Context: Studying maths beyond GCSEs helps brain development, say scientists
Mathematics is a truly wonderful mystery and I only wish that it had been taught as such when I was at school. The concepts are fascinating, mysterious and completely astonishing once a triangulation between the paradoxes of logic, physics and material reality is rendered intelligible. Personally, I find myself somewhat adrift between insufficient symbolic fluency and utter reverence for the conceptual sophistication and architectural majesty I have been able to glimpse through this narrow aperture of imagination and autodidactic enthusiasm.
I have spent many years reading “popular” accounts of physics, science and mathematics with an intermittent deep dive into complexity theory and (related) philosophical antinomy. Notwithstanding that an unorthodox self-education provides a certain degree of freedom in regards to imagination and creative interpretation, the magnificent wealth of open-source educational material now available leaves us all quite profoundly spoilt for intellectual choice.

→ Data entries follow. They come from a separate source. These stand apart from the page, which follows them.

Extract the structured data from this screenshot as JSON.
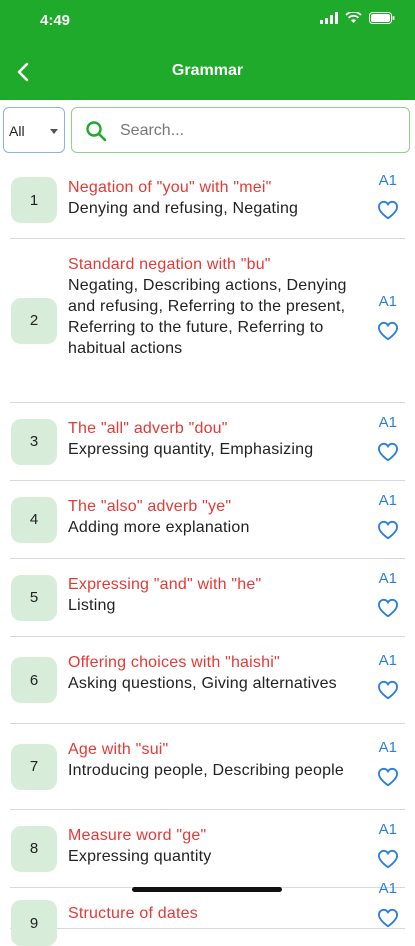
{
  "status": {
    "time": "4:49"
  },
  "header": {
    "title": "Grammar"
  },
  "filter": {
    "selected": "All"
  },
  "search": {
    "placeholder": "Search..."
  },
  "items": [
    {
      "num": "1",
      "title": "Negation of \"you\" with \"mei\"",
      "desc": "Denying and refusing,  Negating",
      "level": "A1"
    },
    {
      "num": "2",
      "title": "Standard negation with \"bu\"",
      "desc": "Negating,  Describing actions,  Denying and refusing,  Referring to the present,  Referring to the future,  Referring to habitual actions",
      "level": "A1"
    },
    {
      "num": "3",
      "title": "The \"all\" adverb \"dou\"",
      "desc": "Expressing quantity,  Emphasizing",
      "level": "A1"
    },
    {
      "num": "4",
      "title": "The \"also\" adverb \"ye\"",
      "desc": "Adding more explanation",
      "level": "A1"
    },
    {
      "num": "5",
      "title": "Expressing \"and\" with \"he\"",
      "desc": "Listing",
      "level": "A1"
    },
    {
      "num": "6",
      "title": "Offering choices with \"haishi\"",
      "desc": "Asking questions,  Giving alternatives",
      "level": "A1"
    },
    {
      "num": "7",
      "title": "Age with \"sui\"",
      "desc": "Introducing people,  Describing people",
      "level": "A1"
    },
    {
      "num": "8",
      "title": "Measure word \"ge\"",
      "desc": "Expressing quantity",
      "level": "A1"
    },
    {
      "num": "9",
      "title": "Structure of dates",
      "desc": "",
      "level": "A1"
    }
  ]
}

Are the underlying concepts of mathematics equally accessible to everyone? I think so. Language and logic are themselves not necessarily the entities they reference, except for when they are; the recursive tautology of mathematics is endless.